Yes, you must take food away from your pet at 11:00 pm the night before surgery. It is fine if they have water. If your pet is 5 months of age or younger , please offer a small amount of food and water the morning of surgery.
Read all pre-op instructions here.
In order for the clinic to do 30+ surgeries per day—and stop the cycle of overpopulation— all animal must be checked-in and examined in the morning and the medical team can get into a continuous rhythm. If you arrive after 9:00 AM your pet will be refused for the day and rescheduled.
All animals are re-checked by the vet prior to discharge. You must read and follow the post-op instructions.

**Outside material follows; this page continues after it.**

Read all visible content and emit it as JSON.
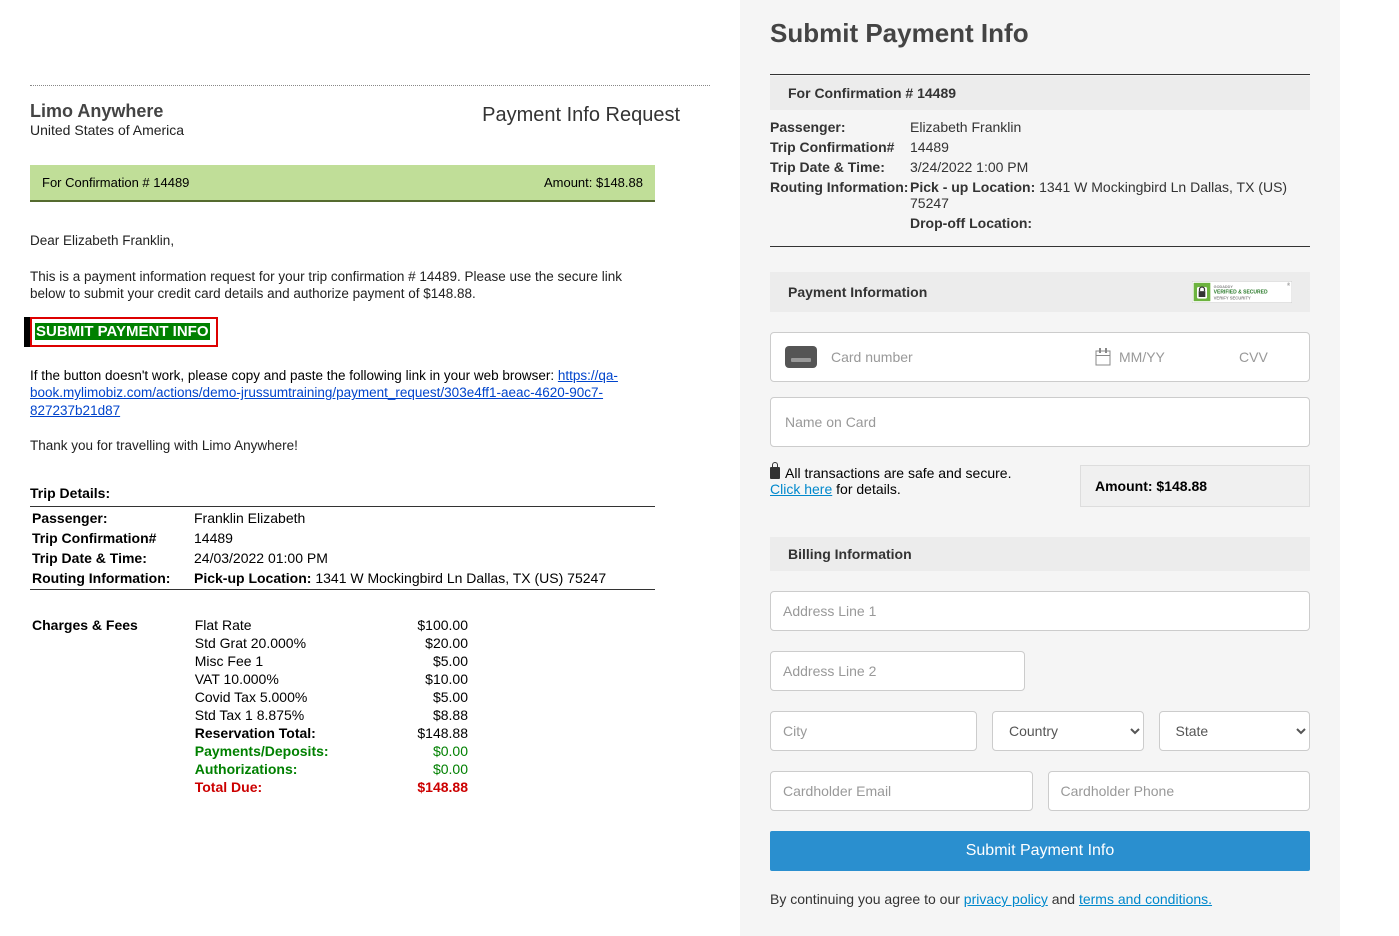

IF your pet has an emergency after hours, call 405-343-7057. However, this emergency number is only for problems related to the surgery. You must speak to our clinic to make arrangements for the animal to be brought here. If you go see your own vet or go to an emergency clinic without speaking to us first, we will not be able to reimburse you for any charges that are incurred.

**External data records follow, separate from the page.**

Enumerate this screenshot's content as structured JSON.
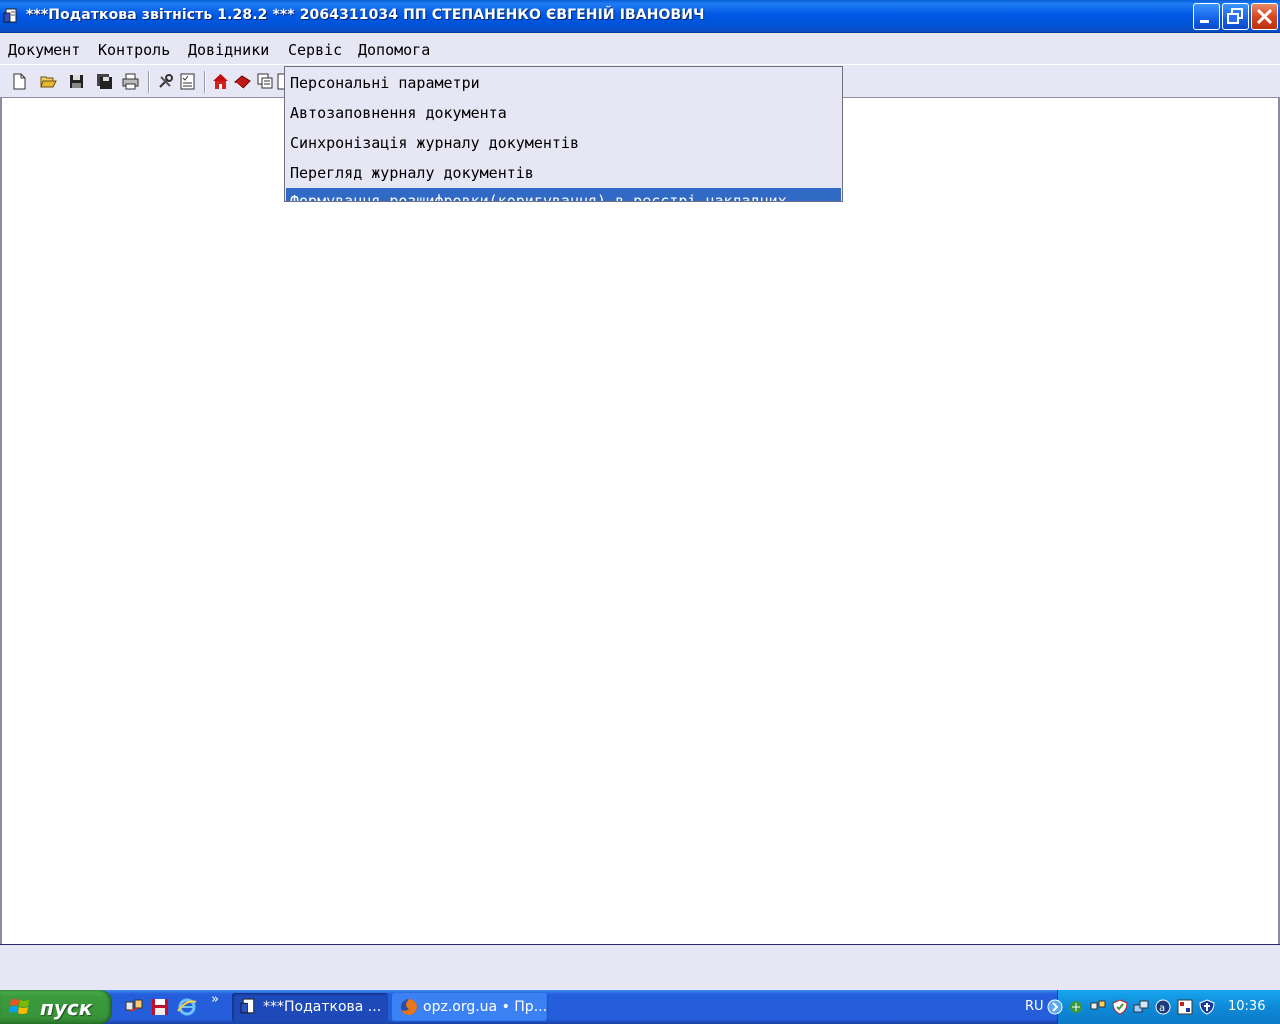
{
  "window": {
    "title": "***Податкова звітність 1.28.2 *** 2064311034 ПП СТЕПАНЕНКО ЄВГЕНІЙ ІВАНОВИЧ"
  },
  "menubar": {
    "items": [
      {
        "label": "Документ"
      },
      {
        "label": "Контроль"
      },
      {
        "label": "Довідники"
      },
      {
        "label": "Сервіс"
      },
      {
        "label": "Допомога"
      }
    ]
  },
  "service_menu": {
    "items": [
      {
        "label": "Персональні параметри"
      },
      {
        "label": "Автозаповнення документа"
      },
      {
        "label": "Синхронізація журналу документів"
      },
      {
        "label": "Перегляд журналу документів"
      },
      {
        "label": "Формування розшифровки(коригування) в реєстрі накладних"
      }
    ],
    "highlighted_index": 4
  },
  "toolbar": {
    "icons": [
      "new-document-icon",
      "open-folder-icon",
      "save-icon",
      "save-all-icon",
      "print-icon",
      "tools-icon",
      "checklist-icon",
      "home-icon",
      "book-icon",
      "copy-icon"
    ]
  },
  "taskbar": {
    "start_label": "пуск",
    "tasks": [
      {
        "label": "***Податкова ..."
      },
      {
        "label": "opz.org.ua • Пр..."
      }
    ],
    "language": "RU",
    "clock": "10:36"
  },
  "colors": {
    "titlebar": "#0058e6",
    "menu_bg": "#e6e6f5",
    "highlight": "#316ac5",
    "taskbar": "#245edb",
    "start": "#3c9a3c"
  }
}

We offer vaccines ONLY at the time of surgery and are not an ongoing wellness clinic. For the ongoing health of your pet, you should have a relationship with a private-practice veterinarian. We have a referral list we can provide to you.
In 2008, 28,000 animals entered the shelter in Oklahoma City and 17,600 were euthanized (put down). The solution to overpopulation includes education, adoptions and affordable access to spay/neuter services. We must decrease the number of unwanted animals entering our shelters by increasing the availability of spay/neuter.
If you have a relationship with a private veterinarian, we encourage you to visit your vet for the spay/neuter of your pet and ongoing wellness.
We are a non-profit and operate our clinic to offer affordable prices and still pay our bills. We do NOT use old equipment or cheap materials to save money; instead we do up to 35 surgeries per day (and 12,000 a year!) so our surgical process is streamlined and efficient. Also, since we offer only spay-neuter surgeries and limited vaccines, we do not need to carry other equipment, medicines or staffing that a full-service vet clinic would require.
The Central Oklahoma Humane Society (OK Humane) is committed to ending needless euthanasia in Central Oklahoma. OK Humane works in collaboration with the Oklahoma City Animal Welfare Division in our Adoption Program, the Community Cat Program and the ASPCA Partnership.
The Humane Alliance is a spay-neuter clinic located in Asheville, NC. They have been operating a high-volume spay/neuter clinic for over 25 years and performed over 130,000 surgeries. www.HumaneAlliance.org. With sponsorship from PetSmart Charities and the ASPCA, Humane Alliance developed the National Spay-Neuter Response Team (NSNRT) to mentor organizations in cities all over the country open high-volume clinics. The OK Humane Place Clinic is proud to be one of over 50 clinics part of the NSNRT.